What is required:
Scan the data for "image" and copy the lines it appears in.

Stored items from a collection:
BEGIN
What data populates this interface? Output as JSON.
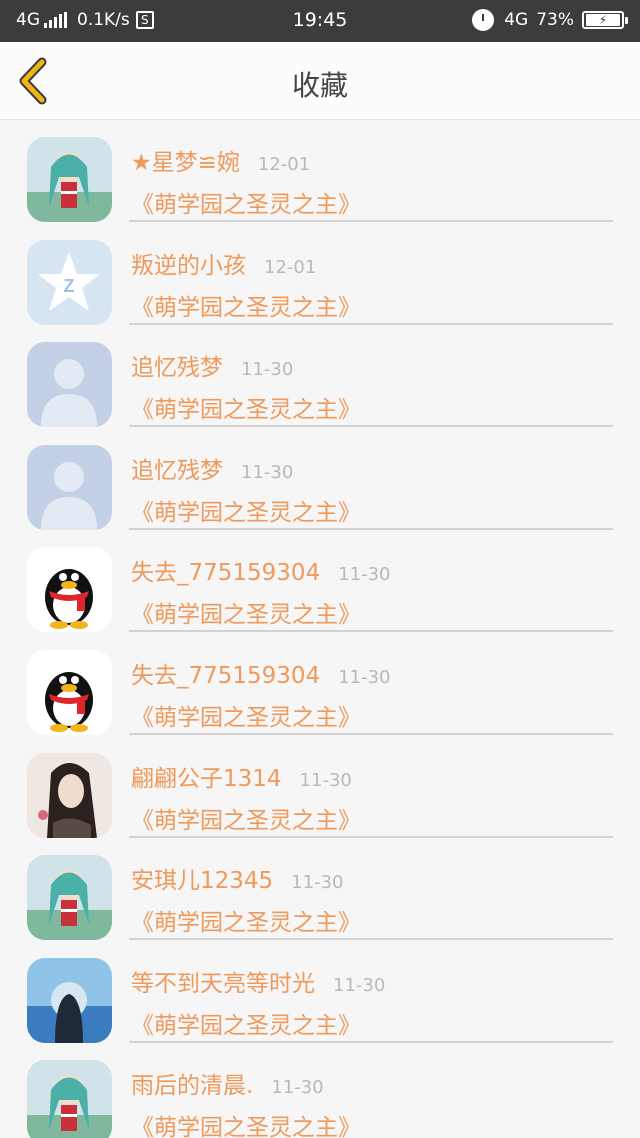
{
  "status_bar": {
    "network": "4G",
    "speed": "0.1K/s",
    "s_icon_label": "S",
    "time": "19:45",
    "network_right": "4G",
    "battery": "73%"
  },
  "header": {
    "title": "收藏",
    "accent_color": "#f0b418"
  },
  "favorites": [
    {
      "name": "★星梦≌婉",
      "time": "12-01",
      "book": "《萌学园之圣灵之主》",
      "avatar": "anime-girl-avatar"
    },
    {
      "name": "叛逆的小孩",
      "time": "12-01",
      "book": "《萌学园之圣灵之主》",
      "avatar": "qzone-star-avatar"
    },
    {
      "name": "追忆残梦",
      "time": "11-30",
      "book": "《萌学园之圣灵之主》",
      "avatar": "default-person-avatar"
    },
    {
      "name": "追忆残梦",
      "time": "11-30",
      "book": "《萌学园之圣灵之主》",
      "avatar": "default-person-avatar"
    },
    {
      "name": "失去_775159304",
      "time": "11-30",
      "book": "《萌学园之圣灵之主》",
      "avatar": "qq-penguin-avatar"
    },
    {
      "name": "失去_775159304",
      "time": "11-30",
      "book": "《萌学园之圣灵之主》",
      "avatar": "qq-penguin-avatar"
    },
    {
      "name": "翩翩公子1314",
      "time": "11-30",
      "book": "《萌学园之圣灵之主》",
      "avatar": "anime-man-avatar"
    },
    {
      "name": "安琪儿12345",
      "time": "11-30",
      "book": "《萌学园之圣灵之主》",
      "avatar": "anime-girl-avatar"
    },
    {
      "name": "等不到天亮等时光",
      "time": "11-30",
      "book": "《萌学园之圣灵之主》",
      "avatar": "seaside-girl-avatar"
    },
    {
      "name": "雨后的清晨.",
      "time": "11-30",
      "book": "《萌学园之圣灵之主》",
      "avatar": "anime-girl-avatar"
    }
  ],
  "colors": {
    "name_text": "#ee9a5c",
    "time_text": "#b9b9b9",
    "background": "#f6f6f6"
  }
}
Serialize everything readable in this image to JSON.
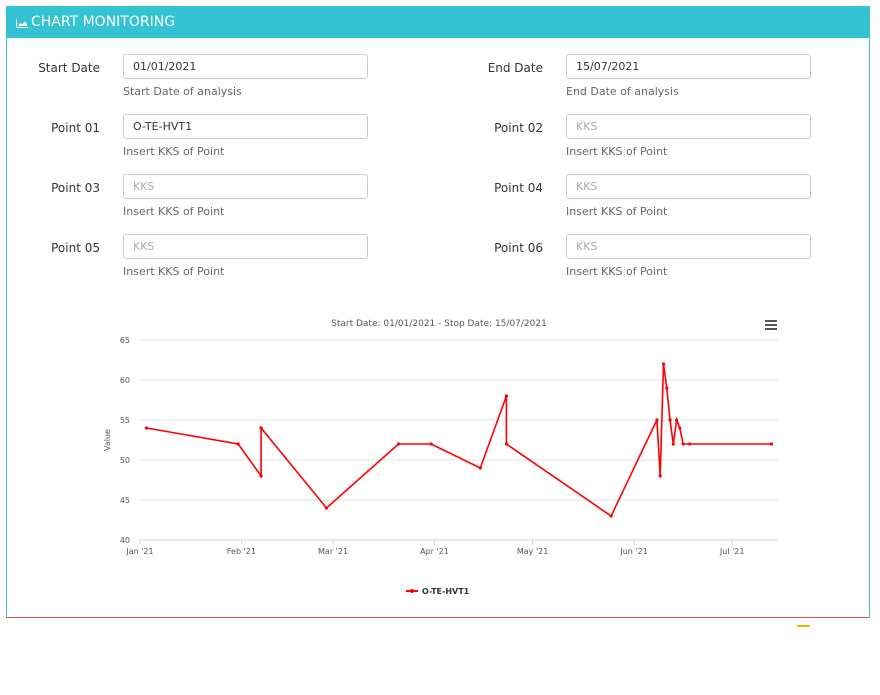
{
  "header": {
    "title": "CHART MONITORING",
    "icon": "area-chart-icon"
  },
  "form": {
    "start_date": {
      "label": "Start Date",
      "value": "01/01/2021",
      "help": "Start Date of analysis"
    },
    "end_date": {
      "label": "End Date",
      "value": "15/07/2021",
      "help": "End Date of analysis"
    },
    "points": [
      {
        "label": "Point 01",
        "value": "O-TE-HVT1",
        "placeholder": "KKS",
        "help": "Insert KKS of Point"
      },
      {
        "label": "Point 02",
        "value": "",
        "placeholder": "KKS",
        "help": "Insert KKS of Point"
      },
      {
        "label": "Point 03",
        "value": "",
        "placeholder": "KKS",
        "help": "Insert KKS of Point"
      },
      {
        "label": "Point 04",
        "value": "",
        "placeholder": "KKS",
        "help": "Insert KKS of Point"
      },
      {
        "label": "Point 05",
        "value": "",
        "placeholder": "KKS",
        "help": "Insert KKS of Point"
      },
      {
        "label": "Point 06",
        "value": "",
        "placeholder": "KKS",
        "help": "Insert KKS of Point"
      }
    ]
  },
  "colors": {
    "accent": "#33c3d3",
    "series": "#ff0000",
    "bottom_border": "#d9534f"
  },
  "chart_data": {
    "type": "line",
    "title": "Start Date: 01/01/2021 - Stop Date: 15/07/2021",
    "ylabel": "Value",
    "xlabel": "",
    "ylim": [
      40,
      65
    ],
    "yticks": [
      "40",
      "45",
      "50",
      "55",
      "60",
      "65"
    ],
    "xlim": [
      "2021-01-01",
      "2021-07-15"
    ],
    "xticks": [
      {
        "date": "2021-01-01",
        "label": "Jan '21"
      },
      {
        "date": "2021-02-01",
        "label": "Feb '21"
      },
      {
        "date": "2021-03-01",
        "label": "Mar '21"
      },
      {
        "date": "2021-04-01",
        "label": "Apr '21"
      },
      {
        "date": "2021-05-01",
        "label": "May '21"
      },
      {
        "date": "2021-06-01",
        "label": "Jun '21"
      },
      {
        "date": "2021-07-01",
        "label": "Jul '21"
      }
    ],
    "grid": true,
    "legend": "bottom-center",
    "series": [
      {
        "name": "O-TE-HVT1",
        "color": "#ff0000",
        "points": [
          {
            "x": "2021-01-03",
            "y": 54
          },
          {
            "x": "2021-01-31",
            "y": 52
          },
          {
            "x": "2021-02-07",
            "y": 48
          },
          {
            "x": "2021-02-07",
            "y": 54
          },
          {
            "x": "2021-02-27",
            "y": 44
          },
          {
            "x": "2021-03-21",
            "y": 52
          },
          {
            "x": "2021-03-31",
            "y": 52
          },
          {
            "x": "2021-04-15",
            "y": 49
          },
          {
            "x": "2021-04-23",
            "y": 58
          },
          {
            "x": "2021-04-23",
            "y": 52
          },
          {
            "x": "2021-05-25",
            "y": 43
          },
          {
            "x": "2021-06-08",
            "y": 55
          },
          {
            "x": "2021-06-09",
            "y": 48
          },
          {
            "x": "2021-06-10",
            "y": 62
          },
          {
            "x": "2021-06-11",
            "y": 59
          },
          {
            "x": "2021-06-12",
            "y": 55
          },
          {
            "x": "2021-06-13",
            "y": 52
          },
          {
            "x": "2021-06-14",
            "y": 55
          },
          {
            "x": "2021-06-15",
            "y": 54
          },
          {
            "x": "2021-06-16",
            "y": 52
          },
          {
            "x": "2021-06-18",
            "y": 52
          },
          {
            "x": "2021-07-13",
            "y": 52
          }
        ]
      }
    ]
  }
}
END
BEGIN
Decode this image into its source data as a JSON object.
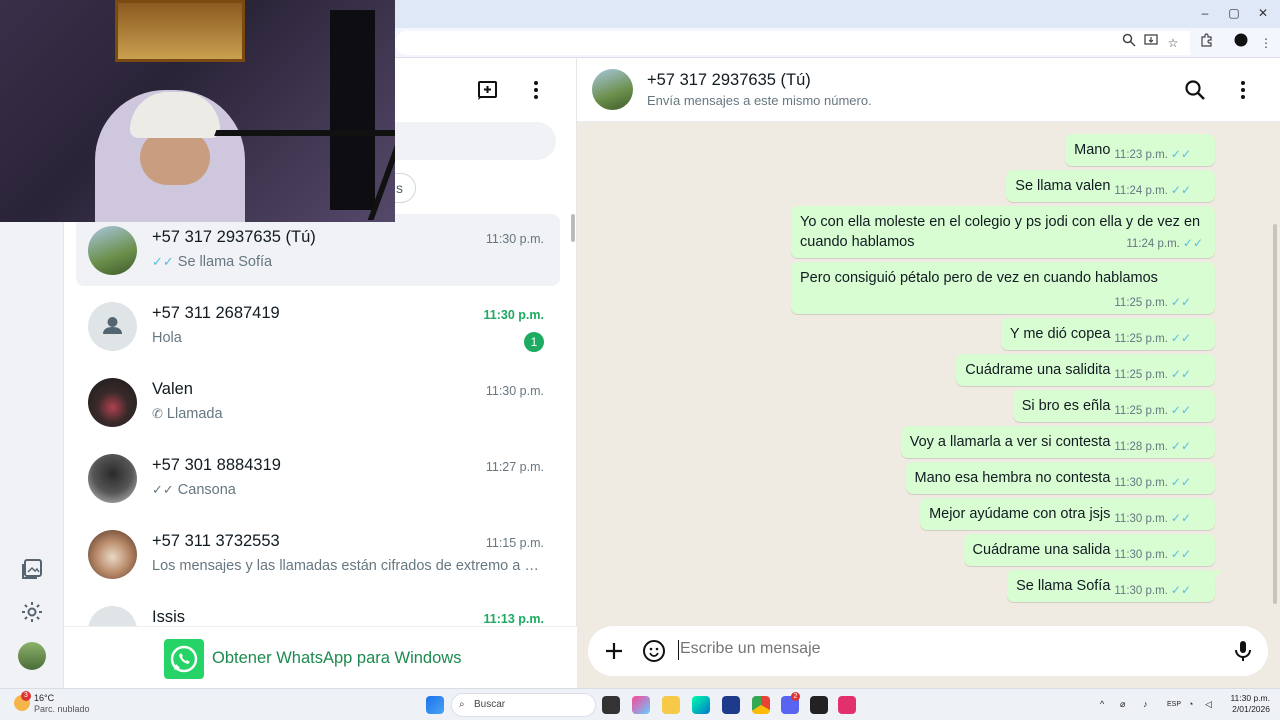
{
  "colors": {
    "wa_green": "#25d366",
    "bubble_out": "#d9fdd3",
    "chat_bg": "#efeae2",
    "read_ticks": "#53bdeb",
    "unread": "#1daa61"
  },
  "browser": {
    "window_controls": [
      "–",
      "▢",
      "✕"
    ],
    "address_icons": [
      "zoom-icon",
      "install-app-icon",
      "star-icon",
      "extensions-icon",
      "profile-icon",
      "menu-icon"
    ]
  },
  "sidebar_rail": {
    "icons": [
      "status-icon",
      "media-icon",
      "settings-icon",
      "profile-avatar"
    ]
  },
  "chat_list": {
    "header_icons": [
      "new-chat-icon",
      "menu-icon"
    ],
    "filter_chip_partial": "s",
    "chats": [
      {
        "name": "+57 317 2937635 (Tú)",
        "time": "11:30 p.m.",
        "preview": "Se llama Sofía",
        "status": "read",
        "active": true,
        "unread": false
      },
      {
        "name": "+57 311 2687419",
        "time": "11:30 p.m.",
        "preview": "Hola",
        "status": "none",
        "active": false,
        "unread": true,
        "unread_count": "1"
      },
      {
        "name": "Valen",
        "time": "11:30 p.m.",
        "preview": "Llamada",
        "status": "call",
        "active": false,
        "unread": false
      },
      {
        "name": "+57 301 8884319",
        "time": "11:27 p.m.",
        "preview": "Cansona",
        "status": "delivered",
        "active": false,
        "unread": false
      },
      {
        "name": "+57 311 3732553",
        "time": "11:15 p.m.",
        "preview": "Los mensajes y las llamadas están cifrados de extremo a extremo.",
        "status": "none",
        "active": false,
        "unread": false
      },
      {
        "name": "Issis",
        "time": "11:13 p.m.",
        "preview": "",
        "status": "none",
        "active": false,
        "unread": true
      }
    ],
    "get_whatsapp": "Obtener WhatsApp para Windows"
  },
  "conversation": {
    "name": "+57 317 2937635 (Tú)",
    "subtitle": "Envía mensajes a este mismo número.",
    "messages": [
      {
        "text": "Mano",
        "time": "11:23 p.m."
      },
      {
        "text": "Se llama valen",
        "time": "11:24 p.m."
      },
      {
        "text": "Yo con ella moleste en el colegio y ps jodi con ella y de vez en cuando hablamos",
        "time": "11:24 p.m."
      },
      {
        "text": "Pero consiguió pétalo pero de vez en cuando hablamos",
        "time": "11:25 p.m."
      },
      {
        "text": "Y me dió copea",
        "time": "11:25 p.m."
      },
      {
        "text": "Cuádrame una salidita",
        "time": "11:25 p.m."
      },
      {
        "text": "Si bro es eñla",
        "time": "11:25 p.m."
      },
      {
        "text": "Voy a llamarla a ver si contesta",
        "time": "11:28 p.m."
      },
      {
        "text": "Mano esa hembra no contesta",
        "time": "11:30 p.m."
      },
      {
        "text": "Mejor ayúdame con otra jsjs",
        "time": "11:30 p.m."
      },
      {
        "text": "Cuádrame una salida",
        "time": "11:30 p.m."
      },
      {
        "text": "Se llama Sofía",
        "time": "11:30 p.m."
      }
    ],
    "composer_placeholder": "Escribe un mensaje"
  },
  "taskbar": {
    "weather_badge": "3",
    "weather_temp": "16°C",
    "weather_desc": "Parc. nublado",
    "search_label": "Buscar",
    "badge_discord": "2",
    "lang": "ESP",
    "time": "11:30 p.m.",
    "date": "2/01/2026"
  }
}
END
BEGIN
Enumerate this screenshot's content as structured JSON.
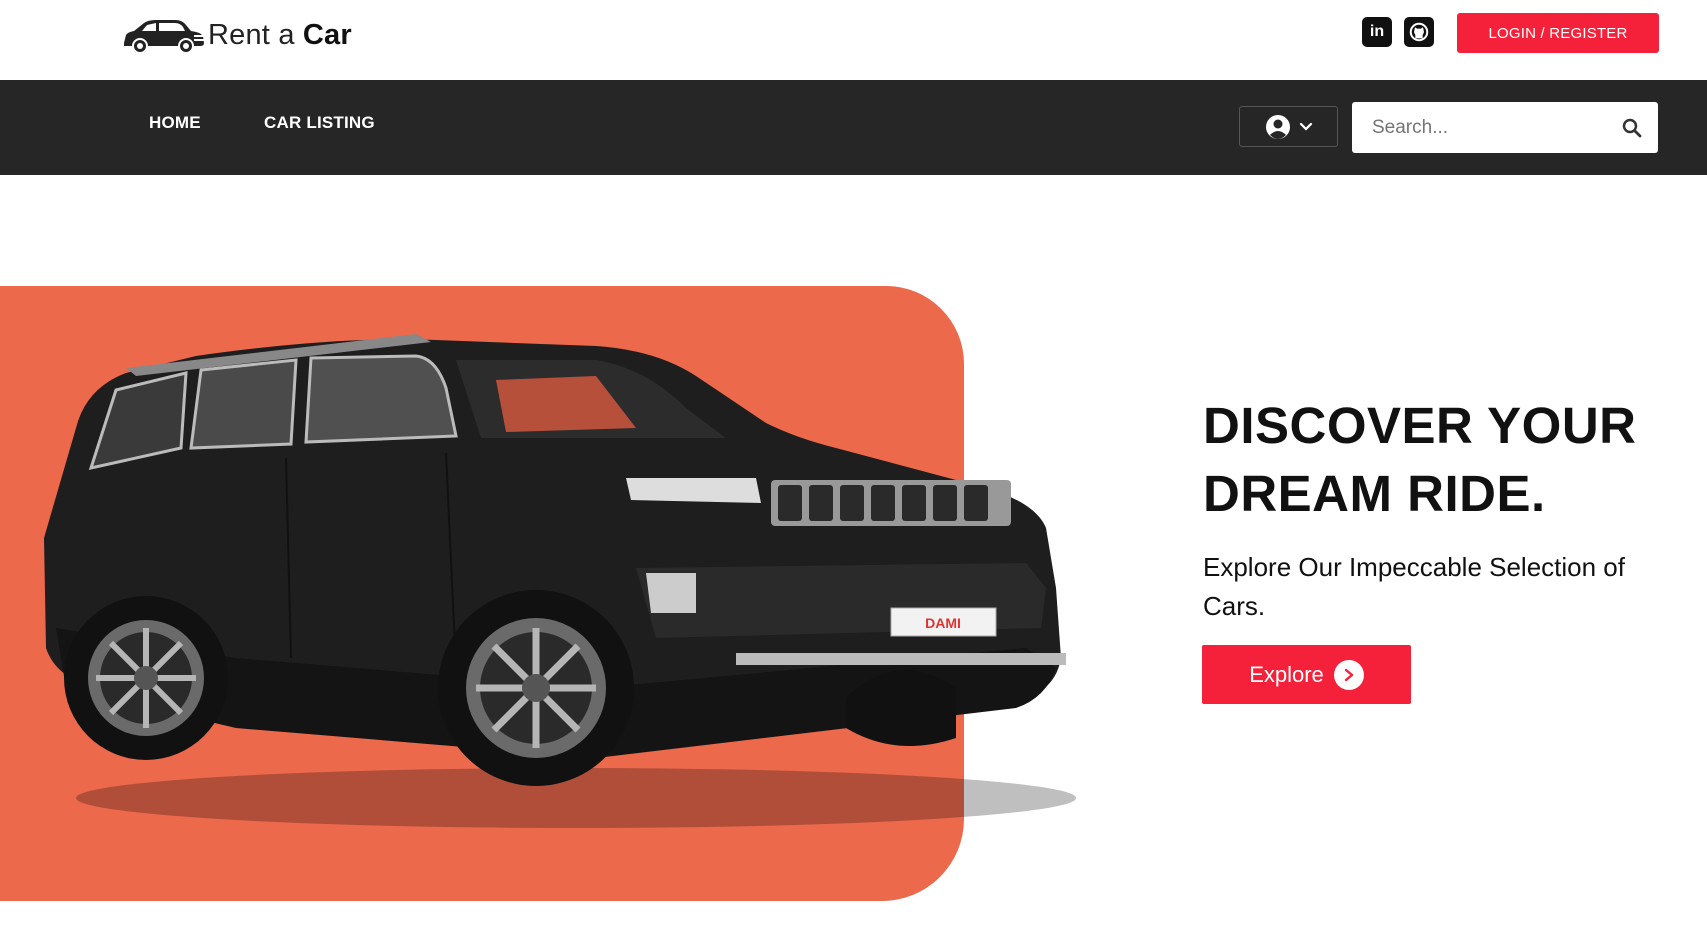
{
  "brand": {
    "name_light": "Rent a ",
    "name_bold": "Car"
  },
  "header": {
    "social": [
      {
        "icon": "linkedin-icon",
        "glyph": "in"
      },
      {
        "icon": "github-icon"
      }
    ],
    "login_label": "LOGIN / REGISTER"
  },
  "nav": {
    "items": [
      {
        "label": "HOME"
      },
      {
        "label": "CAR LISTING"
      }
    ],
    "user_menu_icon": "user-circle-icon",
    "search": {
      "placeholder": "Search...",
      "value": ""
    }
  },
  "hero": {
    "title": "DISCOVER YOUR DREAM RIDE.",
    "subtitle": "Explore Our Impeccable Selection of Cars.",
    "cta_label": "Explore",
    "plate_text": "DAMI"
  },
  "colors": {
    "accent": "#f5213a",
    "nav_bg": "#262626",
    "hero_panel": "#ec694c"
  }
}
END
Task answer:
Serialize everything readable in this image to JSON.
Decode this image into its source data as a JSON object.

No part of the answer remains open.